And Elwes’ plan worked and in 1763 he inherited his uncle’s estate that included houses in Suffolk and Berkshire, but it seems that his previous pretence became real and he was to gain an odd reputation for miserliness combined with honesty, compassion and generosity.
Elwes would often give aid to friends and tenants, financial and otherwise, but he spared himself no exertions in providing it in the cheapest possible way. For example, he once lent Lord Abingdon £7,000 to place a bet at Newmarket and delivered the money in person, riding fourteen hours with nothing to eat except a pancake that he’d put in his pocket two months earlier that he swore was ‘as good as new’.
His personal economies included going to bed before darkness fell to save on candles, rarely lighting a fire no matter the cold and never allowing his shoes to be cleaned for fear of wearing them out. And he always ate what he had in his cupboard, including maggot-ridden meat, before ordering fresh provisions.
Whenever he travelled he would take a hard boiled egg in his pocket for food and choose a route with the fewest toll-gates. He would only ride on the grass verge to save wear and tear on horseshoes and would refresh himself by a stream to save on the expense of an inn. On one occasion he rode to London on an errand to help two old ladies in distress and when they offered to repay his expenses, someone said ‘give him sixpence and he gains twopence by the journey’.
Elwes’ reputation is also illustrated by his twelve years as MP for Berkshire. True to form he refused to bear any of his own election expenses and yet he finally stood down exasperated at the money he lost in unrepaid loans to fellow MPs. But he was conscientious in attending debates and voted independently. He was known for his unshakable integrity and was often called upon to settle disputes between his constituents who trusted his impartiality.
After leaving Parliament, Elwes could devote himself to his miserliness full-time. He forbade any repairs to his properties and would usually eat with his servants in the kitchen to save on the cost of an extra fire. When he did eat alone he kept the room fireless saying that eating was exercise enough to keep him warm.

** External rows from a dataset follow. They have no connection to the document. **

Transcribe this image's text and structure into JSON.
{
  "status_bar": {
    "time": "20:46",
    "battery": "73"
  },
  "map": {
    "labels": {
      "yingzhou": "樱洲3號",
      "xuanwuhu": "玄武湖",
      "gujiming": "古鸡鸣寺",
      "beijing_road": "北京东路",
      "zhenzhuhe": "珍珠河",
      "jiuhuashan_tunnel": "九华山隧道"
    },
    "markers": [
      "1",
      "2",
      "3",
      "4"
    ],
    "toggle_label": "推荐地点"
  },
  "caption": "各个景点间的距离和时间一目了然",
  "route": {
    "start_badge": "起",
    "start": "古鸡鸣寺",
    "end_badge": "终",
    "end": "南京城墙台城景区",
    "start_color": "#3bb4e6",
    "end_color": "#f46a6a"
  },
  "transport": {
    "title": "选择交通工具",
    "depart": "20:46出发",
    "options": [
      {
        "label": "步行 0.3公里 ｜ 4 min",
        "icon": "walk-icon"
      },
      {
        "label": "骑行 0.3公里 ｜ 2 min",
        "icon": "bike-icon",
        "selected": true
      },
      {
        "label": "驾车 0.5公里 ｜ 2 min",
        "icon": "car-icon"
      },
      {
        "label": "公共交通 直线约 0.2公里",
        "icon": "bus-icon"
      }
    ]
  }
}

He would move from house to house, living in whichever one of his properties in London happened to be free, taking with him just a few sticks of furniture and this almost cost him his life when he fell ill and no-one knew where he was. It was only chance that a pot-boy remembered seeing an ‘old beggar’ going into the stable of one of his properties that he was found and saved.
Like many elderly misers, Elwes became convinced that he would lose all his money and die in poverty, and he imagined robbers at every turn. But by living on just £50 a year he had amassed a fortune of £800,000 which he left to his two sons born out of wedlock. He had genuine paternal feelings for them both, but it was typical that he had refused to educate them saying that ‘putting things into people’s heads is the sure way to take money out of their pockets’.
Elwes died in 1789 and his legacy includes the Georgian buildings he financed in London, including Portman Place, Portman Square, and parts of Oxford Circus Piccadilly, Baker Street and Marylebone.
But we most remember Elwes in popular culture as the inspiration for the very image of a miser for Charles Dicken’s Ebenezer Scrooge in A Christmas Carol.